I am hopeful for this new year and the fresh start it allows me. I'm very excited for this next phase for June too --starting a 'real' pre-school, in a class with older kids where she'll be challenged and hopefully supported and loved everyday. And even though we are starting pre-school a little earlier than planned, she's ready for the challenge.

I'm also relieved because she will go to school an extra day per week which will give me time to... breathe. And maybe go to the gym again, get healthy, get back to my writing, look for new horizons, meet a friend for coffee, the options seem endless. I'm giddy at the thought of having one partial day to myself --no work and no mothering. Ahhhhhh.

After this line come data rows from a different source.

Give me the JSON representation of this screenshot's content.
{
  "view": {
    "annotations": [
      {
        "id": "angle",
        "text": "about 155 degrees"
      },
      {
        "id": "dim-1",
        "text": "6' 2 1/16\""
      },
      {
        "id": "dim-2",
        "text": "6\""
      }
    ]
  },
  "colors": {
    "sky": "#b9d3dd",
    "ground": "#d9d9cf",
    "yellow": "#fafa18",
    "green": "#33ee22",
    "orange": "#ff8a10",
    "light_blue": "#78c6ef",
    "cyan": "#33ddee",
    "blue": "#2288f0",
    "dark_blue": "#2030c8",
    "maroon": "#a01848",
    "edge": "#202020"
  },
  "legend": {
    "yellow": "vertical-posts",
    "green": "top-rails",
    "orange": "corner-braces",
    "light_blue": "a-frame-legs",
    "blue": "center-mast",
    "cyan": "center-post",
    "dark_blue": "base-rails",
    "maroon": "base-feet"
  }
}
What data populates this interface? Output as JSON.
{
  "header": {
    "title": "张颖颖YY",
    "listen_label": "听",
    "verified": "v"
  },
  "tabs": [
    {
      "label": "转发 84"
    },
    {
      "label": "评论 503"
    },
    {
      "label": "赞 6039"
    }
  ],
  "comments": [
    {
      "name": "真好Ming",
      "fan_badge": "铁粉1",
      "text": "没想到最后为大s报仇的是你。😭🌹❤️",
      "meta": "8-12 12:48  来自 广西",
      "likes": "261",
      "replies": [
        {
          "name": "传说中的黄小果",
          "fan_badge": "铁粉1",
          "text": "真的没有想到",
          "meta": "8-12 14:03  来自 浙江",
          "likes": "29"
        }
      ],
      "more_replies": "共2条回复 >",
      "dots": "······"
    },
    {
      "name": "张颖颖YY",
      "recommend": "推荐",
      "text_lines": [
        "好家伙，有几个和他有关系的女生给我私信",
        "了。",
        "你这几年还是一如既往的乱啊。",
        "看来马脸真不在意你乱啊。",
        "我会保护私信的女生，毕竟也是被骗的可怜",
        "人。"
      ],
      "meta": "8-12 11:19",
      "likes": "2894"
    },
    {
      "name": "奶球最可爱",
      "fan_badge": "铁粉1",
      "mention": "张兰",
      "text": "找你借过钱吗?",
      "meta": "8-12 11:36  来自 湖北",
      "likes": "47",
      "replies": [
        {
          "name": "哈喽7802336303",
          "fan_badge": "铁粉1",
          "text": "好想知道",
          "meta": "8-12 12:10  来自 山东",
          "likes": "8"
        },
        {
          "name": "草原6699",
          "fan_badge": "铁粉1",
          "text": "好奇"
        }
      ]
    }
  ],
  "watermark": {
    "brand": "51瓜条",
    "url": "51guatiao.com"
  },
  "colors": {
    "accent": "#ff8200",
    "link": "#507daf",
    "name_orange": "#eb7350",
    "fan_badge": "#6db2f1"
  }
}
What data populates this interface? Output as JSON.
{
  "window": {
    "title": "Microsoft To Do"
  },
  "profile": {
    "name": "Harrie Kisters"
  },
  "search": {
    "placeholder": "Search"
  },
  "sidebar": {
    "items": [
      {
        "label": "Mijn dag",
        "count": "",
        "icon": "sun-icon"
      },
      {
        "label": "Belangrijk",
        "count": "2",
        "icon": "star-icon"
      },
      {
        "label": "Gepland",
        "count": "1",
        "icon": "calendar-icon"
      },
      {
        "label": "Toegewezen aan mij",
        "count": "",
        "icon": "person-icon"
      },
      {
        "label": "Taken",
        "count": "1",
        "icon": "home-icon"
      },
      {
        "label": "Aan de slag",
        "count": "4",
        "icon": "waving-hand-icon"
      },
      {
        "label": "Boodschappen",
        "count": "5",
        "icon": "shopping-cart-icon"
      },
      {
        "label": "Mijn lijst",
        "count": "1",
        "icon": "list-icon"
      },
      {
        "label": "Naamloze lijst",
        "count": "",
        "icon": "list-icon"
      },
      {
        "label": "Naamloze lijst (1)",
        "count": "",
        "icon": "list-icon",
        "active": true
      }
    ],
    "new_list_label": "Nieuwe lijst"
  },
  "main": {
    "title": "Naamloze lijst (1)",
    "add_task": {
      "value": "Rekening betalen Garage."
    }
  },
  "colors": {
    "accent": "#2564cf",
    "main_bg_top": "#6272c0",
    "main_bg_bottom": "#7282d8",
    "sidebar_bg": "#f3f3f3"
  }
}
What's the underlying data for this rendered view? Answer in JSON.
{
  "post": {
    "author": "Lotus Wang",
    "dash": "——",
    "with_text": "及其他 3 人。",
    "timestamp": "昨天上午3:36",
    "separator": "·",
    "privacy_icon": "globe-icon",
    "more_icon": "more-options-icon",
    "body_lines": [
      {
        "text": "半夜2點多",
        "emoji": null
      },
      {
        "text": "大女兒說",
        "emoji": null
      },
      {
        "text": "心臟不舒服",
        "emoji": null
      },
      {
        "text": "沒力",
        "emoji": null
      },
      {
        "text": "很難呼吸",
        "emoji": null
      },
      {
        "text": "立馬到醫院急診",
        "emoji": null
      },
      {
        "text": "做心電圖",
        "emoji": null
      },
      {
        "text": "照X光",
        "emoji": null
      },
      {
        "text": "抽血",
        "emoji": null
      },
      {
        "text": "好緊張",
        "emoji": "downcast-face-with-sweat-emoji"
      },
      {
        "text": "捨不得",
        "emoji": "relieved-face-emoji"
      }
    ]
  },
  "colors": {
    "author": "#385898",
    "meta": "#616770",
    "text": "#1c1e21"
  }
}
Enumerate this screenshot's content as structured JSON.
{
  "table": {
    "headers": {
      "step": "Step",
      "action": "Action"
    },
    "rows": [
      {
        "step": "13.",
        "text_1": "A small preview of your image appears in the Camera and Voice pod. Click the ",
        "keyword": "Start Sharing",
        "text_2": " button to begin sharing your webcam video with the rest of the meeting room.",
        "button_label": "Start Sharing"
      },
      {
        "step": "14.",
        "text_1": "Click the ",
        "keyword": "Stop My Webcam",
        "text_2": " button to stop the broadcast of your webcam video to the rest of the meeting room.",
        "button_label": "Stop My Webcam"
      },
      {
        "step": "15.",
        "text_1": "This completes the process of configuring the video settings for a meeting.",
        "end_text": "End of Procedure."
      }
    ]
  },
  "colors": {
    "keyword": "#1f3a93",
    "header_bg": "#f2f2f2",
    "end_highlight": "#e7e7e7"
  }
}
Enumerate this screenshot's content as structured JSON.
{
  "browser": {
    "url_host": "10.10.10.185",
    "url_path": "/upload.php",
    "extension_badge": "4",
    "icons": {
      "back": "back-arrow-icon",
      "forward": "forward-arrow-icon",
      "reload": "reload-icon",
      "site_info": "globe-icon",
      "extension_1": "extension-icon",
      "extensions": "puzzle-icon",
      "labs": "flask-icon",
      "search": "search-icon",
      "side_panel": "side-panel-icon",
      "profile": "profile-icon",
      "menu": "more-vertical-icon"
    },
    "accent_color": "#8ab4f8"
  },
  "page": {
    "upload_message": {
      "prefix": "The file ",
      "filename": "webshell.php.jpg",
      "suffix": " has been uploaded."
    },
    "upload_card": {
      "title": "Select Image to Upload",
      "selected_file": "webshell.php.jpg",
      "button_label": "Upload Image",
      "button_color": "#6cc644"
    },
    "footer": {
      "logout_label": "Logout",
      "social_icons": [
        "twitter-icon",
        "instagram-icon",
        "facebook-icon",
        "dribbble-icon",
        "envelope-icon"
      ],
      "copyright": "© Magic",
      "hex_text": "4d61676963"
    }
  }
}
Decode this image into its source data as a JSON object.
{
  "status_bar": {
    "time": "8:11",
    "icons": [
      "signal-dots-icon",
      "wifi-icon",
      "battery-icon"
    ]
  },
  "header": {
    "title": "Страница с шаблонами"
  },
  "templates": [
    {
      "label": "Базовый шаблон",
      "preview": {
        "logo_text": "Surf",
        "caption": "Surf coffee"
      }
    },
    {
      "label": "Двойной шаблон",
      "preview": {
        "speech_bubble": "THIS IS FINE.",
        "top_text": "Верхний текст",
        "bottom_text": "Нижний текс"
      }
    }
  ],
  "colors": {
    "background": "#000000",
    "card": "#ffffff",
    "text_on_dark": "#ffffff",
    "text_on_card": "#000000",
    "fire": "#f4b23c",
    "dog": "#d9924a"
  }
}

Daniel has some new possibilities to grow in his career this year too. And my job is changing, evolving... but I continue to like the place and the people I work for. Sometimes it's too much and it's hard to get everything done and still find the joy in doing it. I've been too busy lately to look up and figure out if I love it anymore or if I am just going through the motions, like an uninspired-robot-pastry chef. Or whether I am living up to my full potential for a satisfying career and the right balance of work and motherhood. I intend to figure that one out too.

It's unlike me, I know, but I feel pretty optimistic lately. And, although we have our ups and downs like most people, there is so much love in our little house. Since she's been sick June has been extra snuggly and affectionate. When she throws her little arms around my neck, gives me kisses and says "Mommy?" Yes. "I love you," I want to melt and cry and thank my lucky stars to be where I am today. I know I complain a lot and I am the worst at finding the grass is always greener somewhere else. And that's when I look up at the mantra I copied years ago that sits on my desk and repeat it: "Be happy with the life you're actually living." 

Happy new year and--let's have more fun!